On January 1st, I was in Queens Plaza Shopping Centre in Brisbane, Queensland eating my lunch. It is a shopping centre with the David Jones Department Store where I planned to do some shirt buying.
As I sat in the food hall, I plugged my laptop into an electrical outlet located right next to my seat and began typing. There were many such power outlets scattered around the food court. After a few minutes, a security guard called Omar, approached me and told me I was not authorised to use the Centre’s power. I advised him, that I did not realise this as I had not seen a sign. He told me to remove my power cord or he would do it for me and throw me out of the centre.

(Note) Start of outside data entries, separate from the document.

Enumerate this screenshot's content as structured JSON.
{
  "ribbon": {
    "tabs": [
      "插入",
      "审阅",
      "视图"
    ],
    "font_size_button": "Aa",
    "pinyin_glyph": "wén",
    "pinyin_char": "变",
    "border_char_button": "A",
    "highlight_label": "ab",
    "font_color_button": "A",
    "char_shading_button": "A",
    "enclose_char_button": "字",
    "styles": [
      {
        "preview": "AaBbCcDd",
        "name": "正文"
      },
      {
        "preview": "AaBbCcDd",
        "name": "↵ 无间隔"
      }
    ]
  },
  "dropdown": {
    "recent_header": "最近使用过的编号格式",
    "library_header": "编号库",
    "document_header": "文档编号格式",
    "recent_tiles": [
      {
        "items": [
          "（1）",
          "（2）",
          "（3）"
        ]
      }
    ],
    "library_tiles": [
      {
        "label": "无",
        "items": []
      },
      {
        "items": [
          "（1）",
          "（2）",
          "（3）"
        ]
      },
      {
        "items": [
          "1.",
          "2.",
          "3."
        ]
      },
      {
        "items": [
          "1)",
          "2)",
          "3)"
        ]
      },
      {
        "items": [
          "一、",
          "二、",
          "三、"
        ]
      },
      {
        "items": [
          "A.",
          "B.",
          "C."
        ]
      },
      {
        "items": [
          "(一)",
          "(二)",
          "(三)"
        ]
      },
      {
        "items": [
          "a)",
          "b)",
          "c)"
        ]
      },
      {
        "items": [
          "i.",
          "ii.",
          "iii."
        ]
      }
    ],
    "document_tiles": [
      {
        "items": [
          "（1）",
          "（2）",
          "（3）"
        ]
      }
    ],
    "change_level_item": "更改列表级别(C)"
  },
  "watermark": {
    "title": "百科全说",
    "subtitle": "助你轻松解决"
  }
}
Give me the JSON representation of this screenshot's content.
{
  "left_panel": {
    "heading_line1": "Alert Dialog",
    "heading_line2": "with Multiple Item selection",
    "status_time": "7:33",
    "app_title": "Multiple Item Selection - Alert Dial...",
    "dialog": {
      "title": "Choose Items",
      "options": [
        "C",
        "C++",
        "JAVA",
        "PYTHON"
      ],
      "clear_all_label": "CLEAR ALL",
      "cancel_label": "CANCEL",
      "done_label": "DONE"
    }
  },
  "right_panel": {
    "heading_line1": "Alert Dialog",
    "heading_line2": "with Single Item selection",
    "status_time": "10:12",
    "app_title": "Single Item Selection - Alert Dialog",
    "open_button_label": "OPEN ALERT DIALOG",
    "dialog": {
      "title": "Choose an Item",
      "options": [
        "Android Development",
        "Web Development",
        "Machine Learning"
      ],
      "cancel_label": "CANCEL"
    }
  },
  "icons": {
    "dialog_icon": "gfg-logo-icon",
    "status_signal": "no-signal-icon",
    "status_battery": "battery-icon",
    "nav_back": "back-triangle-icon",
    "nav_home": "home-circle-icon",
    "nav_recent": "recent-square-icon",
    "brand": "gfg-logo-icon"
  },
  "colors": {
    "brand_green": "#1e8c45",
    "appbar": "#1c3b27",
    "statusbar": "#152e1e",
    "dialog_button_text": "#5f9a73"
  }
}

Annoyed at this inappropriately heavy handed approach, I asked him for proof of such a regulation. He looked like he was going to pick me and throw me out on the spot. He told me that the Centre could not put in writing every regulation that he had to enforce. I complied but left the centre and did not do any planned shopping there.
What is the etiquette here. In a public space are electrical outlets out of bounds? Could not a small sign be placed, advising customers that this indeed the case?
I also wonder in this time of great competition in the retail sector, wouldn’t shopping centres be doing all they can to make customers feel welcome? I felt most unwelcome at Queen’s Plaza and won’t be going back.